6, The fascist threat
It should be no secret to anyone who has paid attention to global developments in the past decade that the West is seeing a resurgent fascist movement. Fascistic governments are already in power in Hungary, Poland and Italy. Strong fascist movements are growing in Spain — see the recent advances of Vox — Germany and France. The British Conservative Party and the US Republican Party have largely or are mutating towards becoming fully fascist parties. In the US, this is being driven by Trumpism — itself an outgrowth of the Tea Party movement — and in Britain this has been triggered by United Kingdom Independence Party forcing the political Centre to the Right, to the point we saw recently in the launch of the National Conservative Conference, replete with anti-Semitic trappings.
None of these storms operate in isolation; they are all interconnected. And in the face of the storms ahead, we must all keep informed, prepare for the worst and hope for the best.
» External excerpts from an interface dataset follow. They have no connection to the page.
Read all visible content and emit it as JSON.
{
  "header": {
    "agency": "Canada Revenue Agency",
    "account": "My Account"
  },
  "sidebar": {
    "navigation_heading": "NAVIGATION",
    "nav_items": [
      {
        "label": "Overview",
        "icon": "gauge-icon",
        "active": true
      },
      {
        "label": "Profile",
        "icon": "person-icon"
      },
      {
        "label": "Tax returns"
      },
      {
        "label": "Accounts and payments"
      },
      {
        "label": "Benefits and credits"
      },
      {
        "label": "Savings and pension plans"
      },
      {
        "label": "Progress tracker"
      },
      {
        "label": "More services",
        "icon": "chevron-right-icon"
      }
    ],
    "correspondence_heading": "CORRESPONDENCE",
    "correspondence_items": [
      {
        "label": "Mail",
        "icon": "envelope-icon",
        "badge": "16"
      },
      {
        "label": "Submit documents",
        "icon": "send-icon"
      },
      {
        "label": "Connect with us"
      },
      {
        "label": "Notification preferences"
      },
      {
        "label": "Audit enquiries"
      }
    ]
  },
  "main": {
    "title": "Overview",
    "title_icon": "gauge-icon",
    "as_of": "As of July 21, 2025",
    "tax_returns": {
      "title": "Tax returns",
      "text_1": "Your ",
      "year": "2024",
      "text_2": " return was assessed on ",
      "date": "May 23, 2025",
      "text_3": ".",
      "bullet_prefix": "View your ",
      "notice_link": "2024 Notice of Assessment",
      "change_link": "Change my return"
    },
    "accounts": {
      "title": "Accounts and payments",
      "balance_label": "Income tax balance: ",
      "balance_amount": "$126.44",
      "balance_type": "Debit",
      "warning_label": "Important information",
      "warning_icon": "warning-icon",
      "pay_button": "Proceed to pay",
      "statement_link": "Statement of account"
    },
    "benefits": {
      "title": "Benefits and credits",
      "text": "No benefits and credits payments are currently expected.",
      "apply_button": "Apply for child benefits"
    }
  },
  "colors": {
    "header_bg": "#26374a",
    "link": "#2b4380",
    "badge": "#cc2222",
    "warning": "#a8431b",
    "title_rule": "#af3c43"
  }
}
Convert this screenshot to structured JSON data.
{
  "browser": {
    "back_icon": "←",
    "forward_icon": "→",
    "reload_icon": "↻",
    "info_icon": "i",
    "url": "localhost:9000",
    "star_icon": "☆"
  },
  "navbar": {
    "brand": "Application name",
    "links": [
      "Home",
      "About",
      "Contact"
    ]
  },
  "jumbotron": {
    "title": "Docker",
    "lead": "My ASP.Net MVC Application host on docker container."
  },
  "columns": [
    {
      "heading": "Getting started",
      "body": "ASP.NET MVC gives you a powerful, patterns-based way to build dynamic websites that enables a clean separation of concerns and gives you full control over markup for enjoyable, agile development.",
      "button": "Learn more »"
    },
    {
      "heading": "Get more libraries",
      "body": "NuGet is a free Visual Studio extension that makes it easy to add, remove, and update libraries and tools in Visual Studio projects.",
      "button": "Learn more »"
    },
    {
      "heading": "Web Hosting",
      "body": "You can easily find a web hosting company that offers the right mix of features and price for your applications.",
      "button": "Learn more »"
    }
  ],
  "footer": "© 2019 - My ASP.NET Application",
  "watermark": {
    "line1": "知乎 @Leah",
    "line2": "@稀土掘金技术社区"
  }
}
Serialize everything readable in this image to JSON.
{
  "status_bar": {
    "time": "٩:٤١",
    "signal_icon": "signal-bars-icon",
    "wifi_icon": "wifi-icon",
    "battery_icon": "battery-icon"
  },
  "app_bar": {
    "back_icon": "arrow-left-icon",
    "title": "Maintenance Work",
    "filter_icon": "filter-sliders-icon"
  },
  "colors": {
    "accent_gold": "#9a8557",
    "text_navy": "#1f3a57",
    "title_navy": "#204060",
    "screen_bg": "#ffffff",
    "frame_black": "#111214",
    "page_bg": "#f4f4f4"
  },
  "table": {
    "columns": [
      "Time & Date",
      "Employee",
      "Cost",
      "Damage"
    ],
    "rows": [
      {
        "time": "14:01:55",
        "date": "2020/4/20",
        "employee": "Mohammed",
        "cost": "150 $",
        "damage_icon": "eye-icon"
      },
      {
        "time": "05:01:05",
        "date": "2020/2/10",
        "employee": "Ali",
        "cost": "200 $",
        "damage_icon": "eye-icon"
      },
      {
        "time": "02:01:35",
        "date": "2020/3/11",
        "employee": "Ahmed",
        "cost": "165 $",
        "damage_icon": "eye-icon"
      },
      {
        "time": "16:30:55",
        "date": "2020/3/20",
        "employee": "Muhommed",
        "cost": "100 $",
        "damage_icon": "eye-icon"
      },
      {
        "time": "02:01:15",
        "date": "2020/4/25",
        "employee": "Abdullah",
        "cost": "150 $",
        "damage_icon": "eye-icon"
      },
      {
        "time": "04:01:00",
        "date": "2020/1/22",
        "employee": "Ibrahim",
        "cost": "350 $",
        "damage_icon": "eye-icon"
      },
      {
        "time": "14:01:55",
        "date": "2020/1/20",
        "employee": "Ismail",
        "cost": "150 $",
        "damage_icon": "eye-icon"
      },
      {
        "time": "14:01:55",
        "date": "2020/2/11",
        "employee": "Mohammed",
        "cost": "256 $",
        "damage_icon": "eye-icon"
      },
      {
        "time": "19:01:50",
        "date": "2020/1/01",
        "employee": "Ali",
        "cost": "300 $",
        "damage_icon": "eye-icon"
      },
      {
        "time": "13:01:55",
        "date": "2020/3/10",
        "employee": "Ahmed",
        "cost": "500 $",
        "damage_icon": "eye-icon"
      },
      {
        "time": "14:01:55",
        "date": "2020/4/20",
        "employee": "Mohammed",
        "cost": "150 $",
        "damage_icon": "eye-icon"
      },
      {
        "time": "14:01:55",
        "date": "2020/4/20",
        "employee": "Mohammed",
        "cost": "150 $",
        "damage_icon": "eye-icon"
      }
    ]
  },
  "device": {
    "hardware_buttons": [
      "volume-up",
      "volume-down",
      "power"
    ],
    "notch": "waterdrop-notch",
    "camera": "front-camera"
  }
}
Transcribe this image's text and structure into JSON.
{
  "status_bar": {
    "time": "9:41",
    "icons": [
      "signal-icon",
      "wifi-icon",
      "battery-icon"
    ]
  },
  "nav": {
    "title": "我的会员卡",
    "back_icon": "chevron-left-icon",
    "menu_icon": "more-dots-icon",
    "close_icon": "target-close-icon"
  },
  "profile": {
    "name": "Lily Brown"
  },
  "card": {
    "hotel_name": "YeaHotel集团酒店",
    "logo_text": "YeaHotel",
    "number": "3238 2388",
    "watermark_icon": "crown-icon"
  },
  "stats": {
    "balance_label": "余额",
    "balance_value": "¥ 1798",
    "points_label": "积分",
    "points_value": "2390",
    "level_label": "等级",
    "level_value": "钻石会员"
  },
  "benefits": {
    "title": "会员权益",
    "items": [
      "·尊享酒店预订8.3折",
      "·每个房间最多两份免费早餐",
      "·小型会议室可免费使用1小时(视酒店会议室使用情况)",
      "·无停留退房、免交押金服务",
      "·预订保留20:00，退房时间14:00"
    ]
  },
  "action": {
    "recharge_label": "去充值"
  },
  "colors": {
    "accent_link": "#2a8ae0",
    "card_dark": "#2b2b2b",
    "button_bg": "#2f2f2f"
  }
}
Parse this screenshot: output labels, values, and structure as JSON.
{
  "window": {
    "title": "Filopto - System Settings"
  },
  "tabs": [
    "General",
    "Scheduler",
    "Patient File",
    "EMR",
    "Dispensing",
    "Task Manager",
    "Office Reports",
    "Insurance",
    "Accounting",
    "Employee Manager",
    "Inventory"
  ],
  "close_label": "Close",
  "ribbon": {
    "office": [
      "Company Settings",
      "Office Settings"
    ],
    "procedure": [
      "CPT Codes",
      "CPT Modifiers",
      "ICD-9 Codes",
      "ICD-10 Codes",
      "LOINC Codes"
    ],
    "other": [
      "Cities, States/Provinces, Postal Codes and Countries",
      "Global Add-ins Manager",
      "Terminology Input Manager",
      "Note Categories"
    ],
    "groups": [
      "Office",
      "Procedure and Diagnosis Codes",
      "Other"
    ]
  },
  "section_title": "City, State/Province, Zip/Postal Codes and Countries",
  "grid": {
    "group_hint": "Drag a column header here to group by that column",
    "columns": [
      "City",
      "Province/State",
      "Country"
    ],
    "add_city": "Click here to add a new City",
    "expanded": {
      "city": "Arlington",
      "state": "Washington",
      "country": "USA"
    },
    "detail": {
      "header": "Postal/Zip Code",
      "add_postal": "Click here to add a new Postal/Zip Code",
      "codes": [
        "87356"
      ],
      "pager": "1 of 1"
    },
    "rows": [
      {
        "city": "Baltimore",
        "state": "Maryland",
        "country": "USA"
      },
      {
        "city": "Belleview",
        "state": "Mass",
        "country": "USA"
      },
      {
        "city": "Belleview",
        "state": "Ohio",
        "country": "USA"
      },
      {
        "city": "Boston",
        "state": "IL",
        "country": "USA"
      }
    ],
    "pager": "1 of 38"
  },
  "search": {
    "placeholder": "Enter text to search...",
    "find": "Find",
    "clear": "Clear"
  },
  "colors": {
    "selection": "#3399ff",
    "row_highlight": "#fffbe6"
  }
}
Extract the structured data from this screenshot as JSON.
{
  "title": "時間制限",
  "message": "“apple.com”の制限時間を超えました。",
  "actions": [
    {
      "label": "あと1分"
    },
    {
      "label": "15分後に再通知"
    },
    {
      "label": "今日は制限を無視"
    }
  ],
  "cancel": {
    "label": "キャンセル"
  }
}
At least with these storms, we still have a chance to take action and prevent the worst-case scenarios.
• Jonathan Starling is a socialist writer with an MSc in Ecological Economics from the University of Edinburgh and an MSc in Urban and Regional Planning from Heriot-Watt University